Alex Hales' performance in this match has been painful. He has, at times this summer, shown improvement as a Test opener. Three times he came close to a maiden century against Sri Lanka (he made scores of 86, 83 and 94 in successive matches), each time demonstrating a tighter technique and increased composure. It is true that the Sri Lankan attack is not the strongest, but conditions were often bowler-friendly.
Against this higher-quality attack, he has struggled. Only once in eight innings has he reached 25 and five times he has fallen to edges caught in the cordon. His lapse of judgment here - going to remonstrate with the TV umpire - was a manifestation of his growing anxiety. The same might be said of his use of the DRS (without consultation with his batting partner, Root) in the second innings here: it was the review of Nick Compton in Centurion or Shane Watson in Cardiff. It was the review of a desperate man.
Before this match, Hales still had a decent chance of making the trip to Asia. But the combination of his poor catching - whatever the promise of his batting, we really have seen enough to know that he should not be fielding in the cordon - and his immature response to adversity has done him no favours. England may well be back to square one with the opening position. The fact that Lyth is a fine slip fielder - an aching absence within this side - should do his prospects of a recall no harm at all.
England are also still in the market for a middle-order batsman. Seven Tests, 11 innings and an average of 19.27 tell their own story about James Vince's first foray in Test cricket. Those flowing drives that have been such a strength in the Championship - or in the lower division of the Championship, anyway - were a weakness at this level. Bowlers have encouraged the stroke, knowing that, sooner or later, it would bring opportunity.
It doesn't necessarily mean the selectors were wrong to persist with him. It means they backed their hunch and demonstrated their consistency. They were true to their ethos of giving a player "a game too many" rather than "a game too few." But the experiment has to end here. To pick him for the Asian tours would not just be stubborn, but insanely optimistic. He is young enough and talented enough to go back to county cricket and make the weaknesses of this season the strengths of next, as Bob Woolmer used to say.
England's seamers didn't bowl badly here. They were defeated by a combination of a great batsman, a decent pitch and the inability of their fielders to accept regulation chances. Yes, they were worn down and yes, Anderson's declining pace has to be acknowledged, but they don't have too many reasons for beating themselves up.
Which brings us to Moeen Ali. This has been a match that could be used by his critics to attack him and his supporters to praise him. Suffice to say, he has batted beautifully but, with the ball, been unable to contain the Pakistan batsmen.
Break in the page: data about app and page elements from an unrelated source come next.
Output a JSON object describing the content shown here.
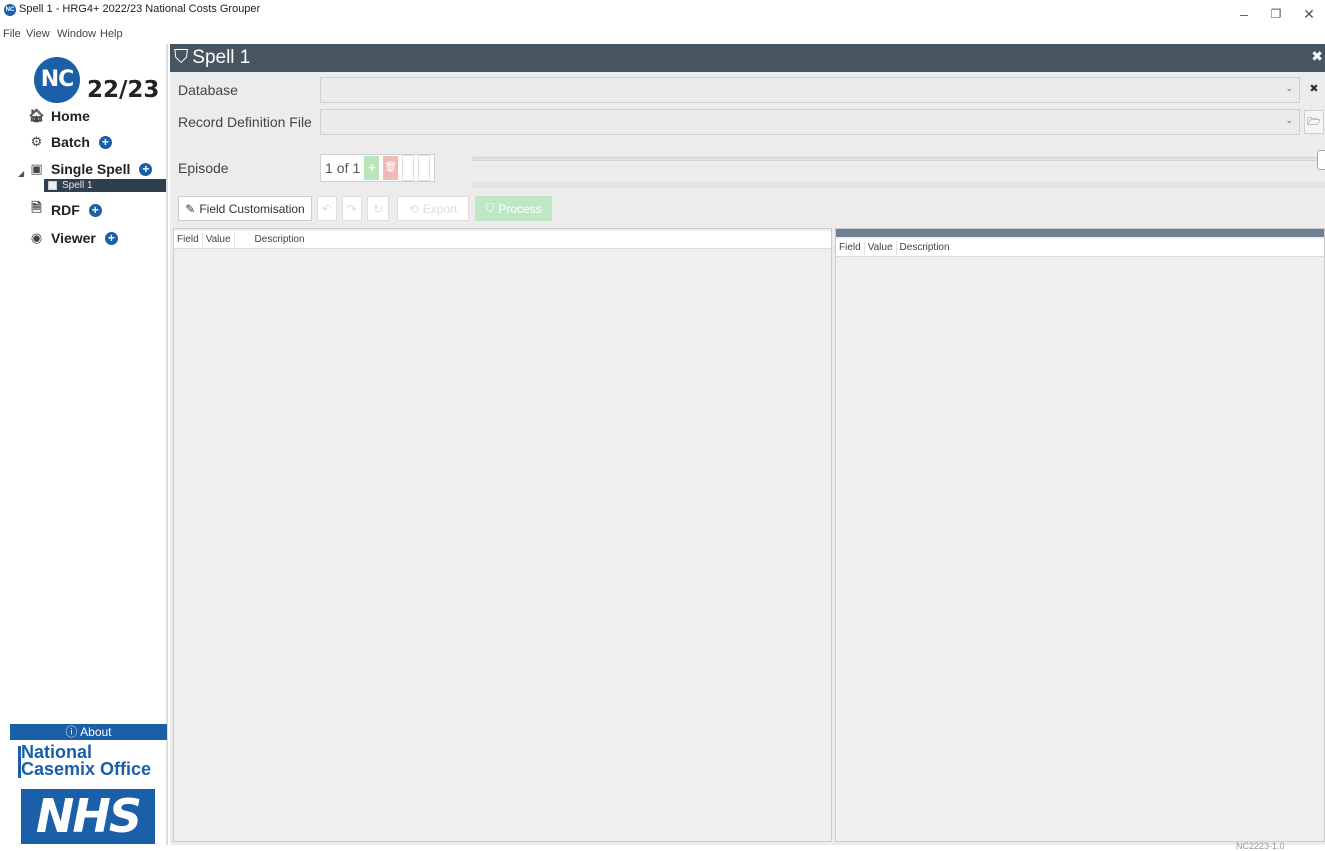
{
  "window": {
    "title": "Spell 1 - HRG4+ 2022/23 National Costs Grouper",
    "app_icon_text": "NC",
    "minimize": "–",
    "restore": "❐",
    "close": "✕"
  },
  "menu": [
    "File",
    "View",
    "Window",
    "Help"
  ],
  "sidebar": {
    "logo_nc": "NC",
    "logo_year": "22/23",
    "items": [
      {
        "label": "Home",
        "icon": "home-icon"
      },
      {
        "label": "Batch",
        "icon": "batch-icon"
      },
      {
        "label": "Single Spell",
        "icon": "box-icon"
      },
      {
        "label": "RDF",
        "icon": "document-icon"
      },
      {
        "label": "Viewer",
        "icon": "eye-icon"
      }
    ],
    "spell_child": "Spell 1",
    "about": "About",
    "nco_line1": "National",
    "nco_line2": "Casemix Office",
    "nhs": "NHS"
  },
  "document": {
    "title": "Spell 1",
    "close": "✖"
  },
  "form": {
    "database_label": "Database",
    "database_value": "",
    "rdf_label": "Record Definition File",
    "rdf_value": ""
  },
  "episode": {
    "label": "Episode",
    "current": "1",
    "of_text": "of",
    "total": "1"
  },
  "toolbar": {
    "field_customisation": "Field Customisation",
    "export": "Export",
    "process": "Process"
  },
  "left_table": {
    "columns": [
      "Field",
      "Value",
      "Description"
    ]
  },
  "right_table": {
    "columns": [
      "Field",
      "Value",
      "Description"
    ]
  },
  "footer": {
    "version": "NC2223-1.0"
  },
  "colors": {
    "accent": "#1a5fa8",
    "header": "#475561",
    "process": "#bfe7c6"
  }
}
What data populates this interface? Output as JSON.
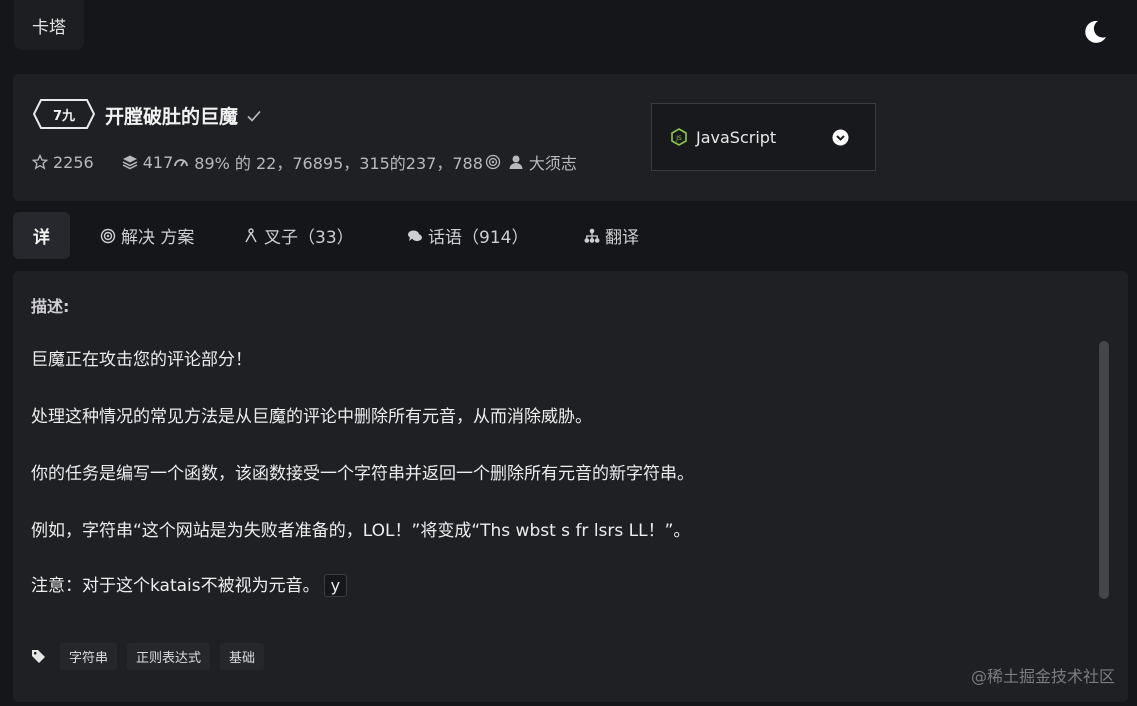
{
  "topbar": {
    "brand": "卡塔"
  },
  "kata": {
    "rank": "7九",
    "title": "开膛破肚的巨魔",
    "stats": {
      "stars": "2256",
      "collections": "417",
      "satisfaction": "89% 的 22，768",
      "completed": "95，315的237，788",
      "author": "大须志"
    }
  },
  "language": {
    "selected": "JavaScript"
  },
  "tabs": [
    {
      "label": "详"
    },
    {
      "label": "解决 方案"
    },
    {
      "label": "叉子（33）"
    },
    {
      "label": "话语（914）"
    },
    {
      "label": "翻译"
    }
  ],
  "description": {
    "label": "描述:",
    "paragraphs": [
      "巨魔正在攻击您的评论部分！",
      "处理这种情况的常见方法是从巨魔的评论中删除所有元音，从而消除威胁。",
      "你的任务是编写一个函数，该函数接受一个字符串并返回一个删除所有元音的新字符串。",
      "例如，字符串“这个网站是为失败者准备的，LOL！”将变成“Ths wbst s fr lsrs LL！”。",
      "注意：对于这个katais不被视为元音。"
    ],
    "code_inline": "y",
    "tags": [
      "字符串",
      "正则表达式",
      "基础"
    ]
  },
  "watermark": "@稀土掘金技术社区",
  "colors": {
    "background": "#151619",
    "card": "#1f2024",
    "js_green": "#8cc84b"
  }
}
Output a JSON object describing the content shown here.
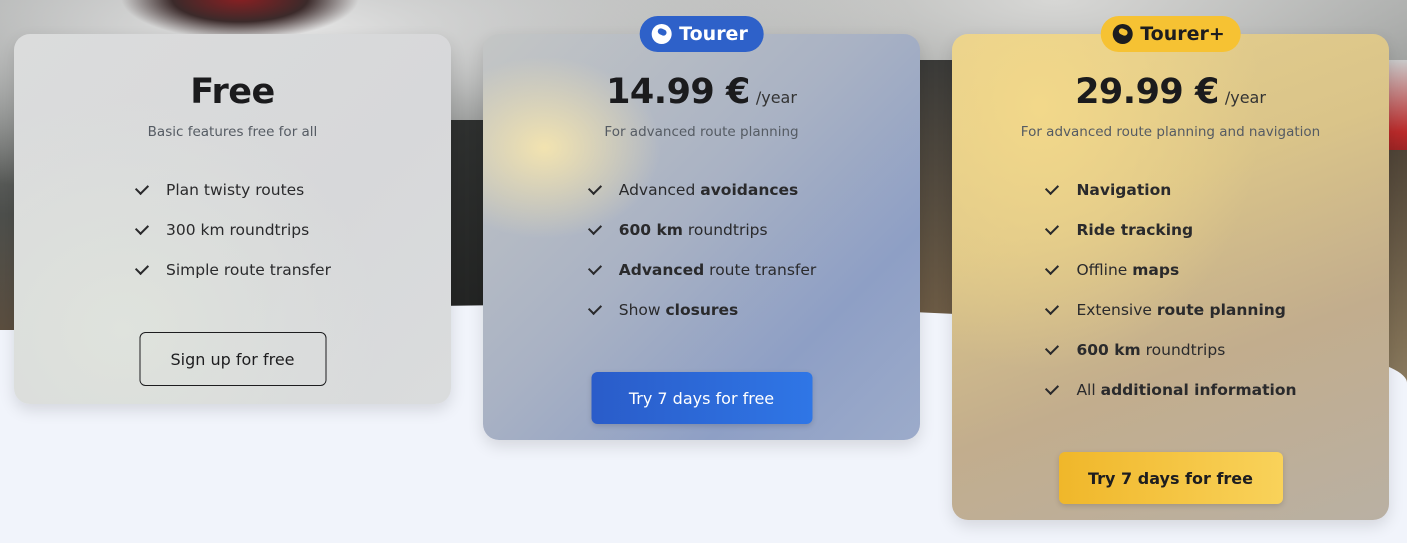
{
  "plans": {
    "free": {
      "title": "Free",
      "subtitle": "Basic features free for all",
      "features": [
        {
          "pre": "Plan twisty routes",
          "bold": "",
          "post": ""
        },
        {
          "pre": "300 km roundtrips",
          "bold": "",
          "post": ""
        },
        {
          "pre": "Simple route transfer",
          "bold": "",
          "post": ""
        }
      ],
      "cta": "Sign up for free"
    },
    "tourer": {
      "badge": "Tourer",
      "price": "14.99 €",
      "period": "/year",
      "subtitle": "For advanced route planning",
      "features": [
        {
          "pre": "Advanced ",
          "bold": "avoidances",
          "post": ""
        },
        {
          "pre": "",
          "bold": "600 km",
          "post": " roundtrips"
        },
        {
          "pre": "",
          "bold": "Advanced",
          "post": " route transfer"
        },
        {
          "pre": "Show ",
          "bold": "closures",
          "post": ""
        }
      ],
      "cta": "Try 7 days for free"
    },
    "tourer_plus": {
      "badge": "Tourer+",
      "price": "29.99 €",
      "period": "/year",
      "subtitle": "For advanced route planning and navigation",
      "features": [
        {
          "pre": "",
          "bold": "Navigation",
          "post": ""
        },
        {
          "pre": "",
          "bold": "Ride tracking",
          "post": ""
        },
        {
          "pre": "Offline ",
          "bold": "maps",
          "post": ""
        },
        {
          "pre": "Extensive ",
          "bold": "route planning",
          "post": ""
        },
        {
          "pre": "",
          "bold": "600 km",
          "post": " roundtrips"
        },
        {
          "pre": "All ",
          "bold": "additional information",
          "post": ""
        }
      ],
      "cta": "Try 7 days for free"
    }
  },
  "colors": {
    "tourer_accent": "#2e61c9",
    "plus_accent": "#f6c233",
    "page_background": "#f1f4fb"
  },
  "icons": {
    "feature": "check-icon",
    "badge": "kurviger-logo-icon"
  }
}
By conceding 4.62 runs an over throughout the series, he has been unable to fulfil a major part of his role. Whether any other spinner available to England would have performed notably better is debatable - Moeen really may be the best they have to offer - but it remains an area of considerable weakness. On the brink of two Asian tours, that is a major worry.
Perhaps Moeen et al will pull off a major recovery act on day four. It seems unlikely, not least on the basis of the way Gary Ballance groped at Yasir Shah's leg-spin on the third evening, but we live in strange times.
Whatever happens, though, England should not use it to mask their faults. They are a decent side with a few players of outstanding potential. They have gone, in little over 18 months, from no-hopers to the brink of No. 1 in the world. The fact that it looks as if they will fall short of that mark for now might be no bad thing in the grand scheme of things. It would have been a premature accolade and, potentially, a burden.
Besides, whichever side you support in world cricket, it is hard not to admire and warm to this Pakistan side who, despite every challenge and setback, may be on the brink of reaching that No.1 ranking for the first time themselves. England can learn much from their resilience, their determination and their spirit.

George Dobell is a senior correspondent at ESPNcricinfo